Since 2004, Muslim extremists in Thailand’s southernmost regions have been engaged in a low-level conflict with the state, which has resulted in the deaths of over 7,000 people. These extremists are fighting for more autonomy from the Thai government.
According to a statement released by the military, seven people had minor injuries as a result of the occurrences. Meanwhile, the police stated that they were gathering CCTV footage and other evidence.
According to the authorities, the immediate motivation for the string of attacks is still unknown. The symbols of the Thai state and its security personnel are typically the targets of militant attacks.
The epidemic of coronavirus caused a temporary break in fighting between rebels and the military in the south, but in October of last year, a gun battle that lasted for six days resulted in the deaths of six individuals.
The southern region, which is intensively policed by Thai security forces, has a culture that is unique from that of Buddhist-majority Thailand, which colonized the area that borders Malaysia more than a century ago. The region is heavily regulated by Thai security forces.
In January, for the first time in person in approximately two years, delegates representing the Thai government and the rebels of the Barisan Revolusi Nasional convened in Kuala Lumpur for peace talks. However, there was no reported progress made during the meeting.

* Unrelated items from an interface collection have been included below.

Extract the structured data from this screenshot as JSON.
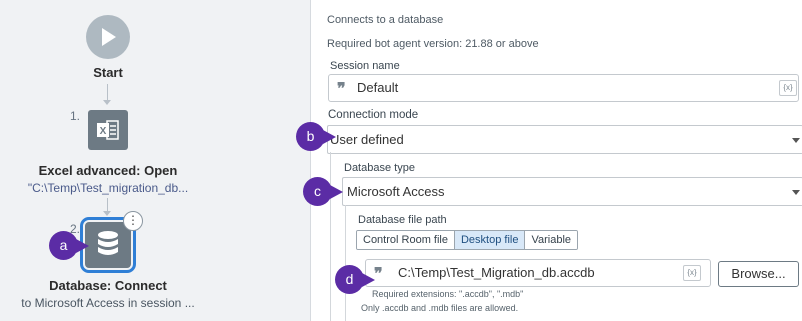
{
  "flow": {
    "start_label": "Start",
    "step1": {
      "number": "1.",
      "title": "Excel advanced: Open",
      "subtitle": "\"C:\\Temp\\Test_migration_db..."
    },
    "step2": {
      "number": "2.",
      "title": "Database: Connect",
      "subtitle": "to Microsoft Access in session ..."
    },
    "more_icon": "kebab-icon",
    "icons": [
      "play-icon",
      "excel-icon",
      "database-icon"
    ]
  },
  "callouts": {
    "a": "a",
    "b": "b",
    "c": "c",
    "d": "d"
  },
  "props": {
    "description": "Connects to a database",
    "version_note": "Required bot agent version: 21.88 or above",
    "session_name": {
      "label": "Session name",
      "value": "Default",
      "fx": "{x}"
    },
    "connection_mode": {
      "label": "Connection mode",
      "value": "User defined"
    },
    "database_type": {
      "label": "Database type",
      "value": "Microsoft Access"
    },
    "database_file": {
      "label": "Database file path",
      "options": [
        "Control Room file",
        "Desktop file",
        "Variable"
      ],
      "selected": "Desktop file",
      "value": "C:\\Temp\\Test_Migration_db.accdb",
      "fx": "{x}",
      "browse_label": "Browse...",
      "required_extensions": "Required extensions: \".accdb\", \".mdb\"",
      "allowed_note": "Only .accdb and .mdb files are allowed."
    }
  },
  "colors": {
    "accent_blue": "#2f7fd6",
    "callout_purple": "#5b2ca5",
    "icon_box": "#6d7a84"
  }
}
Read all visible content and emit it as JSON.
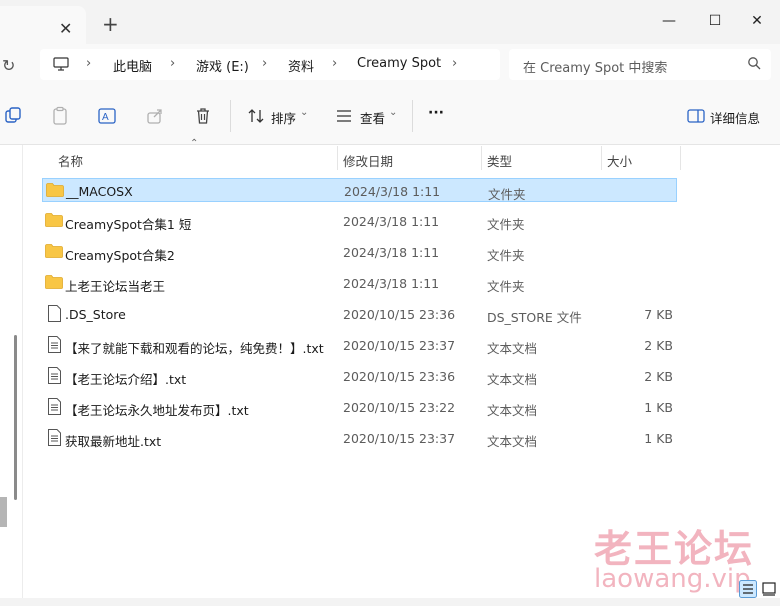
{
  "tabs": {
    "close_glyph": "✕",
    "new_tab_glyph": "+"
  },
  "window": {
    "minimize": "—",
    "maximize": "☐",
    "close": "✕"
  },
  "breadcrumb": {
    "items": [
      "此电脑",
      "游戏 (E:)",
      "资料",
      "Creamy Spot"
    ],
    "separator": "›"
  },
  "search": {
    "placeholder": "在 Creamy Spot 中搜索"
  },
  "toolbar": {
    "sort_label": "排序",
    "view_label": "查看",
    "more_label": "···",
    "details_label": "详细信息"
  },
  "columns": {
    "name": "名称",
    "date": "修改日期",
    "type": "类型",
    "size": "大小"
  },
  "files": [
    {
      "name": "__MACOSX",
      "date": "2024/3/18 1:11",
      "type": "文件夹",
      "size": "",
      "icon": "folder-icon",
      "selected": true
    },
    {
      "name": "CreamySpot合集1 短",
      "date": "2024/3/18 1:11",
      "type": "文件夹",
      "size": "",
      "icon": "folder-icon"
    },
    {
      "name": "CreamySpot合集2",
      "date": "2024/3/18 1:11",
      "type": "文件夹",
      "size": "",
      "icon": "folder-icon"
    },
    {
      "name": "上老王论坛当老王",
      "date": "2024/3/18 1:11",
      "type": "文件夹",
      "size": "",
      "icon": "folder-icon"
    },
    {
      "name": ".DS_Store",
      "date": "2020/10/15 23:36",
      "type": "DS_STORE 文件",
      "size": "7 KB",
      "icon": "file-icon"
    },
    {
      "name": "【来了就能下载和观看的论坛，纯免费！】.txt",
      "date": "2020/10/15 23:37",
      "type": "文本文档",
      "size": "2 KB",
      "icon": "text-file-icon"
    },
    {
      "name": "【老王论坛介绍】.txt",
      "date": "2020/10/15 23:36",
      "type": "文本文档",
      "size": "2 KB",
      "icon": "text-file-icon"
    },
    {
      "name": "【老王论坛永久地址发布页】.txt",
      "date": "2020/10/15 23:22",
      "type": "文本文档",
      "size": "1 KB",
      "icon": "text-file-icon"
    },
    {
      "name": "获取最新地址.txt",
      "date": "2020/10/15 23:37",
      "type": "文本文档",
      "size": "1 KB",
      "icon": "text-file-icon"
    }
  ],
  "watermark": {
    "text": "老王论坛",
    "url": "laowang.vip"
  },
  "colors": {
    "selection": "#cce8ff",
    "selection_border": "#99d1ff",
    "folder": "#f8c645",
    "watermark": "#f2b4bf"
  }
}
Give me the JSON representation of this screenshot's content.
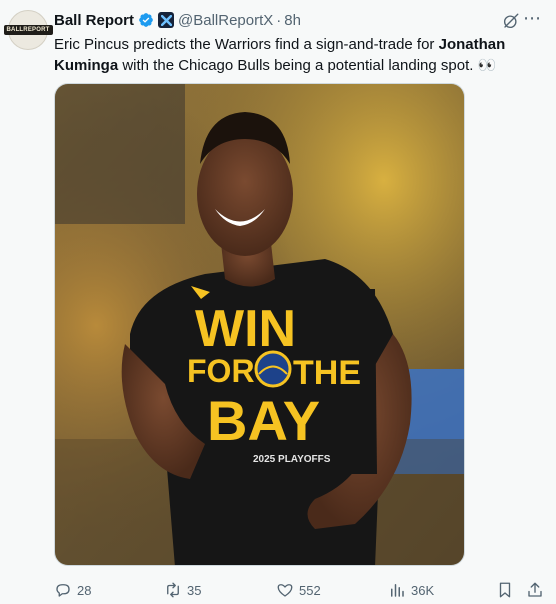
{
  "post": {
    "author_name": "Ball Report",
    "handle": "@BallReportX",
    "separator": "·",
    "time": "8h",
    "avatar_text": "BALLREPORT",
    "text_parts": {
      "t1": "Eric Pincus predicts the Warriors find a sign-and-trade for ",
      "bold": "Jonathan Kuminga",
      "t2": " with the Chicago Bulls being a potential landing spot. ",
      "emoji": "👀"
    },
    "media": {
      "shirt_lines": [
        "WIN",
        "FOR",
        "THE",
        "BAY"
      ],
      "shirt_footer": "2025 PLAYOFFS"
    }
  },
  "actions": {
    "replies": "28",
    "reposts": "35",
    "likes": "552",
    "views": "36K"
  },
  "colors": {
    "secondary_text": "#536471",
    "verified": "#1d9bf0",
    "shirt": "#1a1a1a",
    "shirt_print": "#f6c322",
    "warriors_blue": "#1d428a"
  }
}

According to Deep South Watch, a local think tank, the insurgency in Thailand’s far south has resulted in the deaths of over 7,000 people and the injuries of more than 13,500 more since it was restarted in January of 2004.